Friday, 8 June 2012


After Auntie Dot's 100th birthday celebration all the guests went out to dinner at Lone Star
Restaurant in downtown Anchorage.  It is so typical of Alaskan architecture outside the big cities.
I loved all the bits and pieces in the restaurant which reminded me of the cowboy and Indian movies we watched every Saturday afternoon at the Como Picture Theatre.  We learnt so much about Indian culture back then.
 Mike, Jeff and John.
You can see how tall Mike and John are compared to Jeff.
Mike is 6'8" and never stands straight up tall.A flight attendant told him he couldn't put his coat in the overhead locker and had to have it under the seat in front.  He drew himself up to his full height and in his slow Alaskan quite droll he said "Look lady, I can't even fit in your seats, let alone put my coat where my feet are supposed to go!"  She let him put his coat on the overhead locker.
 The view from Lone Star carpark looking over at the mountains surrounding Anchorage on three sides.  The fourth side is open to the Cook Inlet.
 John, Julie and me, colour co-ordinated!!
 L to R: Natosha Norris, me, Doug Norris, Dianne Norris, Julie Chipperfield, Daryl Chipperfield, John Norris, Linda Norris, Tanya Norris, David Norris, Jeff Kingman, Shavaun Norris (Bobby's wife).
Can't remember what we ate?
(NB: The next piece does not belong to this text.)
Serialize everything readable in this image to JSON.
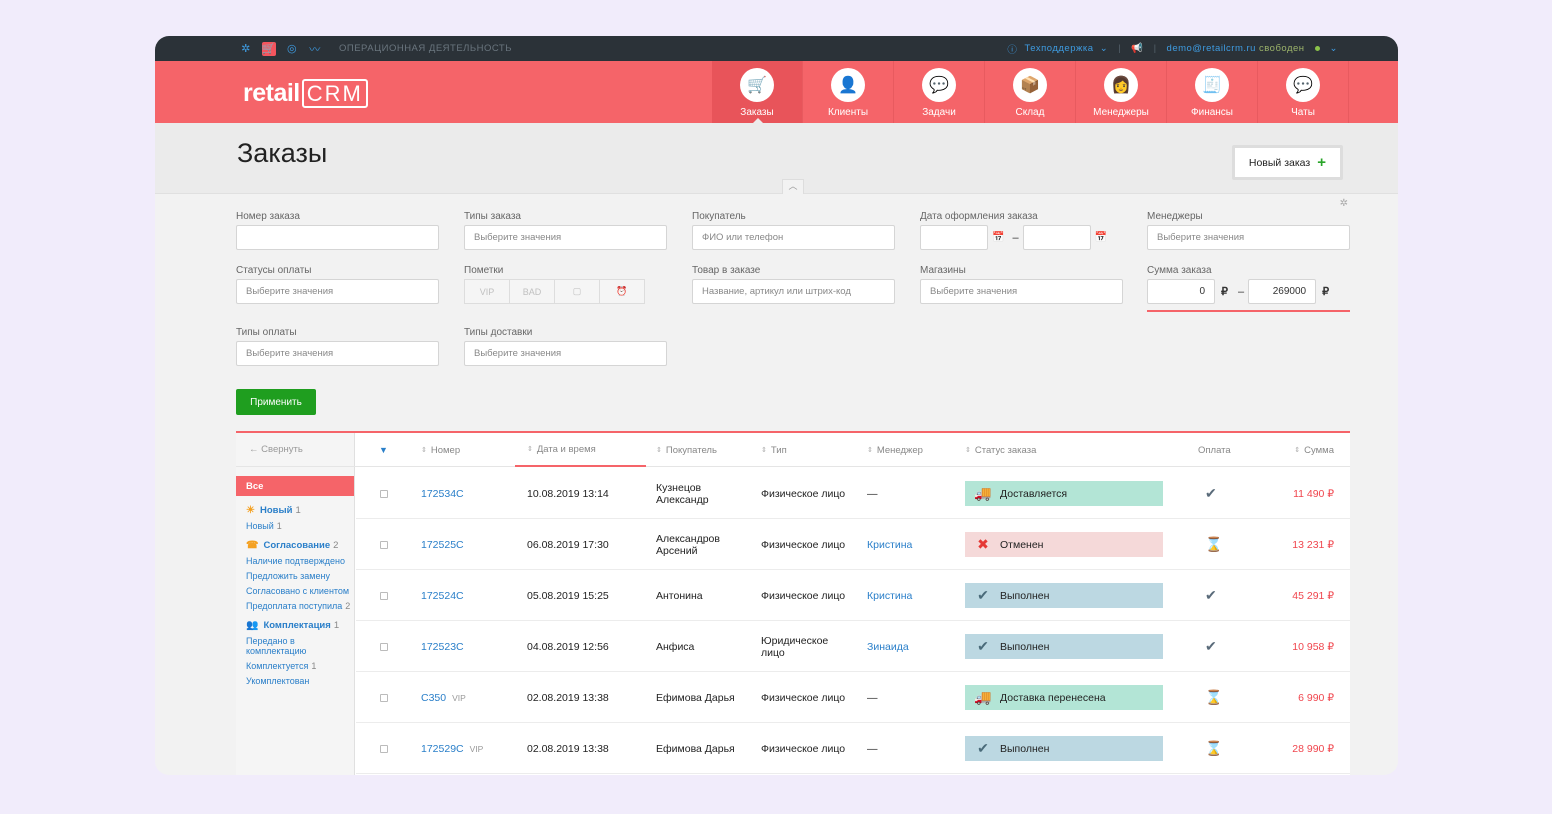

Broccoli was certainly popular.  Often served raw in salad.
 This is Sheila, Uncle Bob's niece.  She was about 4 years old when Auntie Dot first came to Alaska.  Bob and his brother, Sheila's dad, went to work at the Jonesville coal mine and lived side by side with their families.  Sheila has many memories of Auntie Dot from when she first arrived in Alaska.  Sheila said Auntie Dot walked everywhere, put up with more than wives would endure these days and spent a lot of time alone with her four sons when Uncle Bob was working away from their home.
 Daryl standing under a bison head.
Bison were always in the cowboy movies.  The Indians hunted them and used every part of them from their skins to their entrails.
They were hunted into almost extinction, down to a herd of only about l50.  Alaska has had a breeding programme, part of which we saw at Portage Wildlife Centre on the Kenai Peninsula, and have now bred them up and are re-releasing them into the wilds again.  No doubt to be hunted by today's hunters who are licensed and patrolled as to the number of kills they can make in a season.
 I loved this mural on the wall of the Restaurant.
All restaurants in Alaska were beautifully decorated and themed.  None seemed to be just cafe's and no Chrome/black/glass that we seem to be getting.
One hamburger restaurant we went in seemed to be a picture gallery of any family who wanted to have their photograph hung there.  Lots of sporting awards and family celebration photos.  Very 'community'.
Linda Norris with Julie and me.


  1. JULIE.. Another great post... keep up the great work. I am enjoying every minute of re-living our trip. These will become the basis of your diary and you can add to it as you remember more and more. Don't give up on writing a diary, it will just be a bit late.

  2. Wow those mountains are awesome. What's with all the motor homes?

    Boy does Natosha belong to Dianne? She looks so much like her.

    Is it pork? Mmmm those spuds look good!

  3. LOVE the idea of the family photo wall for locals I'm totally going to do that if I ever have a restaurant! LOL!
    Cool mural!
    Hahaha, Dad looks like a child in that first pic!

  4. ,.kljf m,ccccccccccccccccwjkl lk;kyjjjjj, , 8yUY7 YT ntfscactffctftvmlcx. ,
    love Jaimeson